Task goal » Only a number is wanted here: how many lines in the records below contain the string "true".

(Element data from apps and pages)
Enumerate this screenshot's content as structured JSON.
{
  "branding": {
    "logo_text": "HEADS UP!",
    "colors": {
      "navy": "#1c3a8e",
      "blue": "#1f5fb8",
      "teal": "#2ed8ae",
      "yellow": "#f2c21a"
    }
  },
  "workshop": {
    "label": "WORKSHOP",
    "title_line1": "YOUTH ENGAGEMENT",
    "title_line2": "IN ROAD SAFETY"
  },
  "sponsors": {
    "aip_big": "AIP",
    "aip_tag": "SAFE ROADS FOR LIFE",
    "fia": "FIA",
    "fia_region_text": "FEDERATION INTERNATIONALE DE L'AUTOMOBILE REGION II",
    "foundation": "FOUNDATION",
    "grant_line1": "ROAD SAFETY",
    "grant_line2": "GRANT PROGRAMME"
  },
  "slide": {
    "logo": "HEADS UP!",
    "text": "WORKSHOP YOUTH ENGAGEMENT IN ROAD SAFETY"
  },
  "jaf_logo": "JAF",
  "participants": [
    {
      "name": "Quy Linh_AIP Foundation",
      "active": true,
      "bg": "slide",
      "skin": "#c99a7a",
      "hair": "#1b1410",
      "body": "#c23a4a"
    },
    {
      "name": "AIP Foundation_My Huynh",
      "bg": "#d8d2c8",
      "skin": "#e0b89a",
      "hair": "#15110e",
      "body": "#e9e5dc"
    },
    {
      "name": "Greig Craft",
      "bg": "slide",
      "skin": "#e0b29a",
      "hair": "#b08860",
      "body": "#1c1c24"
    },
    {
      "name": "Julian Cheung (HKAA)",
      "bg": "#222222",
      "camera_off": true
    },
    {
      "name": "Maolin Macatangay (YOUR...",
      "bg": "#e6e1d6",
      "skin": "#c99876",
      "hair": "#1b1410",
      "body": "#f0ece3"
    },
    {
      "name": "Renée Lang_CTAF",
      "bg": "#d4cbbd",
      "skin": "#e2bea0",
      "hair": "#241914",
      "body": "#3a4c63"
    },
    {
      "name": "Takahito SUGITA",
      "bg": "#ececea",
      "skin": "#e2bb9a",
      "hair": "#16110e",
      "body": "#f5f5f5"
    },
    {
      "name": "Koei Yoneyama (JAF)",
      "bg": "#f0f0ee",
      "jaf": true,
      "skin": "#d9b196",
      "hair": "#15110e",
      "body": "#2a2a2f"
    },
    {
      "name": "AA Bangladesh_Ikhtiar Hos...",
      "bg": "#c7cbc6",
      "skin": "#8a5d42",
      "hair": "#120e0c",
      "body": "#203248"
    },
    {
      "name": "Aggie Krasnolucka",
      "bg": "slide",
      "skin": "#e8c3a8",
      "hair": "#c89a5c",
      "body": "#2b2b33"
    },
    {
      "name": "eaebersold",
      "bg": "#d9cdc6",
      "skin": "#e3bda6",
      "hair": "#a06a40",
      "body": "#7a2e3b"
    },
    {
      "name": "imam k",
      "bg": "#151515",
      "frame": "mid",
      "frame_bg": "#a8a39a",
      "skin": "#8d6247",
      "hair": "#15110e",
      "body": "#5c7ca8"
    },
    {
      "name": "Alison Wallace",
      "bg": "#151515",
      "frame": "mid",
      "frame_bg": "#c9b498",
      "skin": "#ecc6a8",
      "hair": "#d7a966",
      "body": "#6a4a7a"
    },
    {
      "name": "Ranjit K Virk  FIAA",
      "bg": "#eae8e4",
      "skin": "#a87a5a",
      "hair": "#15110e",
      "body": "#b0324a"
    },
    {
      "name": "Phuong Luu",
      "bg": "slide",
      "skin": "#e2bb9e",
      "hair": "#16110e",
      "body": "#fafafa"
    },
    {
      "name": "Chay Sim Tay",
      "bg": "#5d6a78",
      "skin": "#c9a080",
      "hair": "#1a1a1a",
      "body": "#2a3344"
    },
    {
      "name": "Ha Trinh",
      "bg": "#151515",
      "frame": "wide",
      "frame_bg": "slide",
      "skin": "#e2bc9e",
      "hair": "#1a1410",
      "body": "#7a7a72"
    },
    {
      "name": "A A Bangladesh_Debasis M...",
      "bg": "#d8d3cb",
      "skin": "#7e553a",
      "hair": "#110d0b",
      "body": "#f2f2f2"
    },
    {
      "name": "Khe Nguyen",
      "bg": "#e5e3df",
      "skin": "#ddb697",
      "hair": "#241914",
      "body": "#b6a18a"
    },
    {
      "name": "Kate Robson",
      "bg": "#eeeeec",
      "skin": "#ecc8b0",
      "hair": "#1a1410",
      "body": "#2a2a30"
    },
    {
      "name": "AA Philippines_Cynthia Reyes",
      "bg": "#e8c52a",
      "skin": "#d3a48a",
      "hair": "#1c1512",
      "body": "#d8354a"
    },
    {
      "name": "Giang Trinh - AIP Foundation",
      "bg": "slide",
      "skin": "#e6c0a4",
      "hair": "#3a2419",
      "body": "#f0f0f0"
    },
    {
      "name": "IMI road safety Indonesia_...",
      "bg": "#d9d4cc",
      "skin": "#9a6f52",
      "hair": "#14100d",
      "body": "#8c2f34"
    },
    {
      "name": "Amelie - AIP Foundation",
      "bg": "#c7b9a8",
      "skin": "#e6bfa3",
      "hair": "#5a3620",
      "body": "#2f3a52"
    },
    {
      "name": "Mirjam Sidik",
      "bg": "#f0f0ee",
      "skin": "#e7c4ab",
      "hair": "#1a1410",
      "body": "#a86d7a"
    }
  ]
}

Task answer » 3